Week 6: California Nanosystems Institute
I had the honor and privilege of representing UCLA at this historic event that took place on campus last Thursday. I was asked to give a speech entailing my unique experience as a multi-identity student on campus. It was very powerful to see that number of first-gen students (approximately 90%). Sharing my experience with them was the most rewarding feeling ever; I truly enjoyed it.
This week the class was presenting midterm proposals for their project ideas based on what we have been learning in class. Seeing everyone’s proposals really opened up how diverse our ideas can be in response to what each of us found interesting from the course. Some subjects that people covered were plastics, recycling waste in fashion, using fungi/mycelium, the pollution problem, etc.
Just through looking at the brief descriptions of each “book,” I was already able to tell that the UCLA Biomedical Library holds a collection of dedicated passions condensed into the art book forms. Unfortunately, I was unable to attend our class visit to witness and engage with each item. However, and fortunately so, I had the opportunity of going to the LA Arts Book Fair two weeks earlier.
Looking back, my midterm presentation depicted a limited view of mycelium as a medium. That is not to say that I did not find an expansive web of information about the fungal network itself--I did, all the detailed research and resulting facts were there.
In 1923 the famous movie director Cecil B. Demille went into production for “The Ten Commandments”, the largest movie epic ever attempted with a total budget of 1.5 million dollars. 750,000 dollars of that budget was allocated for the building of Demille’s version of the ancient Egyptian city of Pi-Ramses at the Nipomo Dunes of Guadalupe California. The source materials used to blueprint the construction were taken from many interpretations but two of considerable interest were Edward John Poynter's painting “Israel in Egypt” c.
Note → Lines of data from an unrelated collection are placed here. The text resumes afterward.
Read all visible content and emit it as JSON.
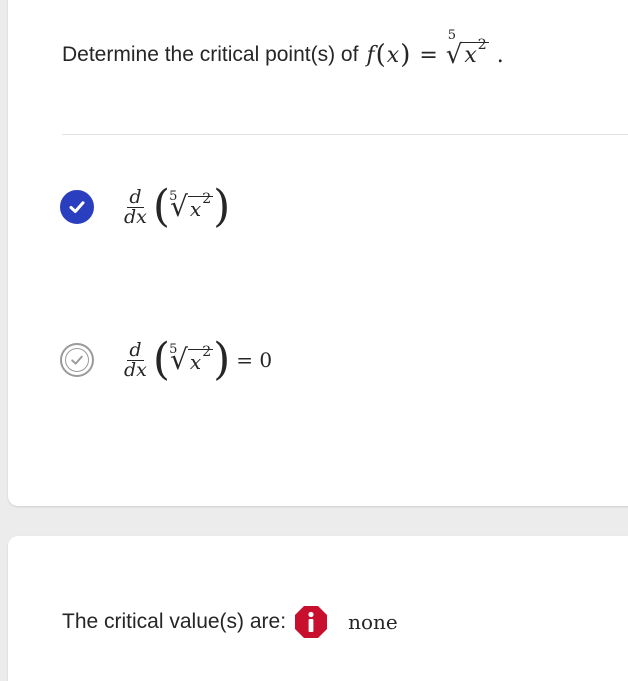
{
  "question": {
    "prompt": "Determine the critical point(s) of",
    "function_name": "f",
    "variable": "x",
    "equals": "=",
    "root_index": "5",
    "radicand_base": "x",
    "radicand_exponent": "2",
    "period": "."
  },
  "options": [
    {
      "state": "checked",
      "derivative_num": "d",
      "derivative_den": "dx",
      "root_index": "5",
      "radicand_base": "x",
      "radicand_exponent": "2",
      "suffix": ""
    },
    {
      "state": "unchecked",
      "derivative_num": "d",
      "derivative_den": "dx",
      "root_index": "5",
      "radicand_base": "x",
      "radicand_exponent": "2",
      "suffix": "= 0"
    }
  ],
  "answer": {
    "label": "The critical value(s) are:",
    "value": "none",
    "info_icon": "info-icon"
  },
  "colors": {
    "checked_accent": "#2a3fbf",
    "info_accent": "#c8102e",
    "unchecked_gray": "#9a9a9a"
  }
}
I thought Jimmy’s midterm presentation was really interesting because he talked about genetics in a different way than what I was looking at when I was doing research for my midterm. I was especially intrigued by the typography and DNA art he showed on one of his slides. I looked into it further and found that the piece is called TypoGrAphiC and was created by Dev Ethan Valladares in 2017.
This week, I had the opportunity to dig deeper into a component of art and design that much of my work revolves around, but yet I have never really given much deeper thought to; paint! After having the opportunity to explore the Rare Books and Special Collection of the UCLA Biomedical Library, I was intrigued to learn more about my favorite part of the tour, which was the books of nature prints.
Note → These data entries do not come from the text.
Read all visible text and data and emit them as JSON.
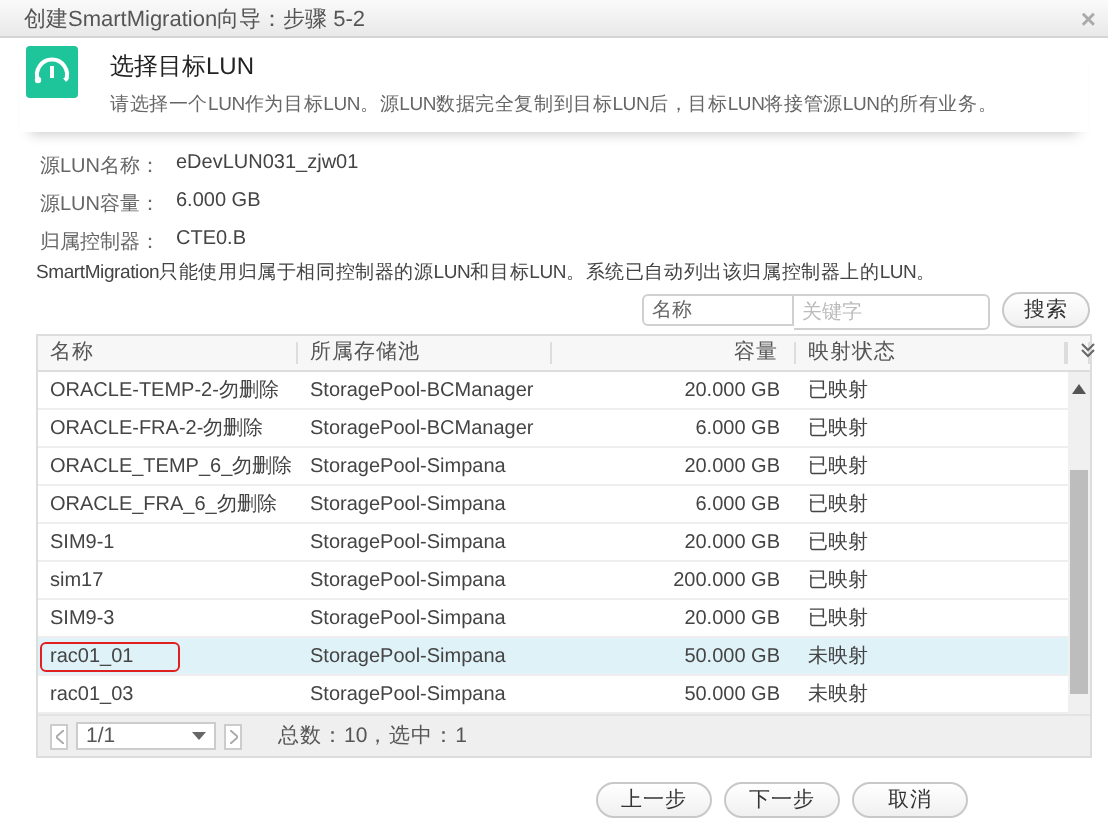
{
  "window": {
    "title": "创建SmartMigration向导：步骤 5-2",
    "close": "×"
  },
  "header": {
    "title": "选择目标LUN",
    "description": "请选择一个LUN作为目标LUN。源LUN数据完全复制到目标LUN后，目标LUN将接管源LUN的所有业务。"
  },
  "info": [
    {
      "label": "源LUN名称：",
      "value": "eDevLUN031_zjw01"
    },
    {
      "label": "源LUN容量：",
      "value": "6.000 GB"
    },
    {
      "label": "归属控制器：",
      "value": "CTE0.B"
    }
  ],
  "note": "SmartMigration只能使用归属于相同控制器的源LUN和目标LUN。系统已自动列出该归属控制器上的LUN。",
  "search": {
    "field": "名称",
    "placeholder": "关键字",
    "button": "搜索"
  },
  "table": {
    "columns": [
      "名称",
      "所属存储池",
      "容量",
      "映射状态"
    ],
    "rows": [
      {
        "name": "ORACLE-TEMP-2-勿删除",
        "pool": "StoragePool-BCManager",
        "capacity": "20.000 GB",
        "status": "已映射",
        "selected": false,
        "annotated": false
      },
      {
        "name": "ORACLE-FRA-2-勿删除",
        "pool": "StoragePool-BCManager",
        "capacity": "6.000 GB",
        "status": "已映射",
        "selected": false,
        "annotated": false
      },
      {
        "name": "ORACLE_TEMP_6_勿删除",
        "pool": "StoragePool-Simpana",
        "capacity": "20.000 GB",
        "status": "已映射",
        "selected": false,
        "annotated": false
      },
      {
        "name": "ORACLE_FRA_6_勿删除",
        "pool": "StoragePool-Simpana",
        "capacity": "6.000 GB",
        "status": "已映射",
        "selected": false,
        "annotated": false
      },
      {
        "name": "SIM9-1",
        "pool": "StoragePool-Simpana",
        "capacity": "20.000 GB",
        "status": "已映射",
        "selected": false,
        "annotated": false
      },
      {
        "name": "sim17",
        "pool": "StoragePool-Simpana",
        "capacity": "200.000 GB",
        "status": "已映射",
        "selected": false,
        "annotated": false
      },
      {
        "name": "SIM9-3",
        "pool": "StoragePool-Simpana",
        "capacity": "20.000 GB",
        "status": "已映射",
        "selected": false,
        "annotated": false
      },
      {
        "name": "rac01_01",
        "pool": "StoragePool-Simpana",
        "capacity": "50.000 GB",
        "status": "未映射",
        "selected": true,
        "annotated": true
      },
      {
        "name": "rac01_03",
        "pool": "StoragePool-Simpana",
        "capacity": "50.000 GB",
        "status": "未映射",
        "selected": false,
        "annotated": false
      }
    ],
    "pager": {
      "page": "1/1",
      "summary": "总数：10，选中：1"
    }
  },
  "buttons": [
    "上一步",
    "下一步",
    "取消"
  ]
}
I was really excited to hear everyone’s midterm presentations this week as I got to know the different topics each and every student cares about. Everyone’s presentation inspired me and I can’t wait to see everyone’s final product because there were many wide varieties of projects with thought-provoking ideas.
As I dug deeper into research on cleaner cosmetic industry in South Korea and United States, I found that the consumers are the leading reason for what companies will sell. With my journey as a Korean-American growing up in California, I was always split between the different products in the two countries. I wanted to bring in my personal experience into this project.
Flexible, organic and biodegradable: Stanford researchers develop new wave of electronics
A new semiconductor developed by Stanford researchers is as flexible as skin and easily degradable. It could have diverse medical and environmental applications, without adding to the mounting pile of global electronic waste.